What was the clock speed of the first generation of the PDP-11 with the KA11 cpu? This sounds like something that should be easily googlable but so far I have found nothing. I'm also interested in what the instructions per clock (or clocks per instruction) was for that.
This link describes the PDP-11/20 as having a speed of 800 nanoseconds. That works out as 1.25 MHz.
Because that speed is the speed of the memory, (which is tightly connected to the speed of the CPU), and because the databus is no wider than 16 bits, that means that the PDP-11 will at most execute one instruction per clock cycle. And that speed precludes other memory accesses, like DMA or instruction operands, use of the stack or immediate data, etc. So many instructions will take somewhere between 1 and 5 clock cycles.
There was no clock. The way it worked was the Unibus and KA11 were intimate. To read a word from the bus, maybe core, maybe something else, the cpu put out address, control bits and data if write, wait some Unibus specified delay nanoseconds, then assert master sync. The slave decoded the master sync, address, and control then read the data or output data with slave sync. The cpu would see slave sync, wait for skew, take the data if reading, turn off master sync and wait some Unibus specified nanoseconds. The slave device slave sync response time set the speed of the transfer. The KA11 took the data through the data path according to the current machine state or instruction. The ALU in the data path had two distinct speeds. If there was no carry, move, bit test, etc, the fast time was used. If there was a carry involved, increment, add, etc, the slow time was used. The two times were set by R and C values on a 74121 dual one shot timer chip.

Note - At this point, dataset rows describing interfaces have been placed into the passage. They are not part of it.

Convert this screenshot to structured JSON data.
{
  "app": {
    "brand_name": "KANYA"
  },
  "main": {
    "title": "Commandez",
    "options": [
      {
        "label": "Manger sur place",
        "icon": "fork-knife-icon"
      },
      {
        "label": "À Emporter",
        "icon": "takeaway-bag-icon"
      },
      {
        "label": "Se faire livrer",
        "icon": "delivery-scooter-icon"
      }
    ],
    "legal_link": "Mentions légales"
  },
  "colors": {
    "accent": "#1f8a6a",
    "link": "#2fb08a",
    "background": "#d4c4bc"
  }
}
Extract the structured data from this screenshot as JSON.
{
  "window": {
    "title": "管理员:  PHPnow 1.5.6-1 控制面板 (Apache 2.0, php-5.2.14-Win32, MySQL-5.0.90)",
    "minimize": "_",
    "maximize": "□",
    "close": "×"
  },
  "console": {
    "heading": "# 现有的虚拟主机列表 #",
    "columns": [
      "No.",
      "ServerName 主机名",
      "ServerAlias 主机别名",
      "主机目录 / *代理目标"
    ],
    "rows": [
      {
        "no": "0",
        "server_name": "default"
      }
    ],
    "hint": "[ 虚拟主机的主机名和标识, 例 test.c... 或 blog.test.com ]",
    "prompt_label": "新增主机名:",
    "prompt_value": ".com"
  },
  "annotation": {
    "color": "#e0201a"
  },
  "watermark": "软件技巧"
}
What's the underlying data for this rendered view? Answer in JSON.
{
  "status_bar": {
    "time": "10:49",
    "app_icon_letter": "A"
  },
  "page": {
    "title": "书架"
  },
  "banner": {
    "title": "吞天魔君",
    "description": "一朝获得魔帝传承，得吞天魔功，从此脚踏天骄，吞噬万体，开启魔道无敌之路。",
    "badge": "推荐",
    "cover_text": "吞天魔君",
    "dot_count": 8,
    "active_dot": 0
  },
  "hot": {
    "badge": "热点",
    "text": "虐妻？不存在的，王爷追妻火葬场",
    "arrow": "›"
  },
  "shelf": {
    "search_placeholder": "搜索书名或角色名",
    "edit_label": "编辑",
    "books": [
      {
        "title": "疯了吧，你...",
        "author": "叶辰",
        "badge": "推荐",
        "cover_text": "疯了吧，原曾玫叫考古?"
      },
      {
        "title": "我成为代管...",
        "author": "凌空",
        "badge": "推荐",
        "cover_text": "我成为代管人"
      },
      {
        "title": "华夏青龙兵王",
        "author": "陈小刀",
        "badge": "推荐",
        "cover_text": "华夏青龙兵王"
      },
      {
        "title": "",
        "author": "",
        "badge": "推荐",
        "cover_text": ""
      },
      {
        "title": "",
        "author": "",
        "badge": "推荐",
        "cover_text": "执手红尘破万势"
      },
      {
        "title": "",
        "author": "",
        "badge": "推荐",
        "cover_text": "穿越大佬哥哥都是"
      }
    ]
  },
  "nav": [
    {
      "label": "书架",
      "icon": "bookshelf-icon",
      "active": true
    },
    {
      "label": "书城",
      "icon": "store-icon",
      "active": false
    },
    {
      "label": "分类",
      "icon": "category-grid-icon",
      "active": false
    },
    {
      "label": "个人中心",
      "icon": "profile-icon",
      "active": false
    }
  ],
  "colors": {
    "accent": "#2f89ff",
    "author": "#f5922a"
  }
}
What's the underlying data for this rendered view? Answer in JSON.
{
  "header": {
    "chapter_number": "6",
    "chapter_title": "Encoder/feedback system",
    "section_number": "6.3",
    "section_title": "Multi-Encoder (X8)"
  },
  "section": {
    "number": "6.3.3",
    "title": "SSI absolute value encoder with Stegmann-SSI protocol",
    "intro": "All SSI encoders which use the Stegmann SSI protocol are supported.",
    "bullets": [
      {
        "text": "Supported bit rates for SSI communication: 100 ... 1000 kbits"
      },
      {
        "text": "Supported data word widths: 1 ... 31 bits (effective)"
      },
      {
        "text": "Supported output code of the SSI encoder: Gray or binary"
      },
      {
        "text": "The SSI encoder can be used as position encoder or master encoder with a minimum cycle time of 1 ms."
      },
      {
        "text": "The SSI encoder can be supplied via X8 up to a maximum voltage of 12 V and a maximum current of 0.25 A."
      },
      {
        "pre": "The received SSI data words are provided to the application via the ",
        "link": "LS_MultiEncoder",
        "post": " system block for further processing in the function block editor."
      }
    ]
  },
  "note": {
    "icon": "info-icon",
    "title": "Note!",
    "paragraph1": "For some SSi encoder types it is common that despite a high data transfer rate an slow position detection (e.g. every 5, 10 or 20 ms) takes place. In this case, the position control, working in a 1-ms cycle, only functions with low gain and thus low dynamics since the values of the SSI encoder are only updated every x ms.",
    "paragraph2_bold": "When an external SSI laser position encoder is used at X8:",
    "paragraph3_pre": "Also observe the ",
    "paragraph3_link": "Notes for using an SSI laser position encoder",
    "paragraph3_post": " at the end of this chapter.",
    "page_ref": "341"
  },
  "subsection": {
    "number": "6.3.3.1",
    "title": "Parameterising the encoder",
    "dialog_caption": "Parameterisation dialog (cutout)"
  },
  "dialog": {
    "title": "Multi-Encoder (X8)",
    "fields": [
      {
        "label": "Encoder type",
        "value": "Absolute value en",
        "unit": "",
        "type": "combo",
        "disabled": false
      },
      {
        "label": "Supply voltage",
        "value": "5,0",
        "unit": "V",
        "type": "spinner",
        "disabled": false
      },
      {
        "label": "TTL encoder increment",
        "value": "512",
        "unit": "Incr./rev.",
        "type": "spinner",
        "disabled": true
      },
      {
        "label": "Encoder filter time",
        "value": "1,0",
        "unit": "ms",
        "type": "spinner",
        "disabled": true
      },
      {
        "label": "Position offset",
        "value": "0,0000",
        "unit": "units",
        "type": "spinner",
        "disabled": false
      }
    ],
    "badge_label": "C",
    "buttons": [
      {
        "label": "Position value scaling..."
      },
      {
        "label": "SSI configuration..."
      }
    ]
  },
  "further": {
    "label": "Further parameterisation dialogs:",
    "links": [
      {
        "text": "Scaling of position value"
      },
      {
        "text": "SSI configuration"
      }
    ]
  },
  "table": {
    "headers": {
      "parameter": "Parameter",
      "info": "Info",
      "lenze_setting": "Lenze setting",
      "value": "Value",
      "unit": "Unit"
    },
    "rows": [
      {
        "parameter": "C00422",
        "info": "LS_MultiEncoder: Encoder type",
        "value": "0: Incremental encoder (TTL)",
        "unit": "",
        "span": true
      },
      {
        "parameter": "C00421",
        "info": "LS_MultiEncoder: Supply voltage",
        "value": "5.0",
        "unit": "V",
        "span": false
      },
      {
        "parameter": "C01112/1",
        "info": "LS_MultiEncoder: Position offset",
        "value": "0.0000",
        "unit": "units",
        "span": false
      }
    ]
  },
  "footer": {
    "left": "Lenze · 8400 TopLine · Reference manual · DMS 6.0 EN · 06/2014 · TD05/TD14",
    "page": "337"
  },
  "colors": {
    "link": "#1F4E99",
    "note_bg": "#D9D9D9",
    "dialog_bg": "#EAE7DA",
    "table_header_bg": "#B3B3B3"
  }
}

Bottom line, the asynchronous RC timing in the core memory, and the asynchronous RC timing in the CPU set the speed of the system. There was no 10 MHz oscillator. All the other PDP-11 processors were microcoded and had oscillators. Speed of execution of a program still depended on memory access time.
Remember, core, with a destructive read, required a write to restore the data that was read. In the PDP-8 the CPU did the restore. In the PDP-11 each core subsystem did it's own restore. That made interleave possible. The machine I used had 12K words of core in 3 4K word banks. The bottom 8K words of addresses were split between the two bottom 4K word subsystems. Rather than decoding address bits 13, 14, and 15 to select a memory system bits 1, 14, and 15 were used. Odd words were in one bank, even words in the other. With the program counter stepping through sequential words like mov #32, @#56, the words would come from alternate banks. A core subsystem with an 800 ns read access and a 2 microsecond cycle time allows the second word read to happen while the first word restore is still in progress. A program loop speed would then depend on whether the program was in the first 8k words with interleave or the last 4K word bank (selected by address bits 13, 14, and 15) without interleave.
I don't know whether DEC typically shipped these machines with interleaved memory. Systems with 2 or 4 memories were interleaved at least in some cases by the installing technician.
DMA, using the Unibus, transferred data similarly. The NPR, non processor request, and NPG, non processor grant, transferred Unibus mastership then the the IO device would do like the CPU and read or write. Interleave worked there too if there were multiple sequential words to transfer. If the IO device was run from a 10 MHz clock then the slave sync wouldn't be noticed until the next clock like a microcoded PDP-11/05.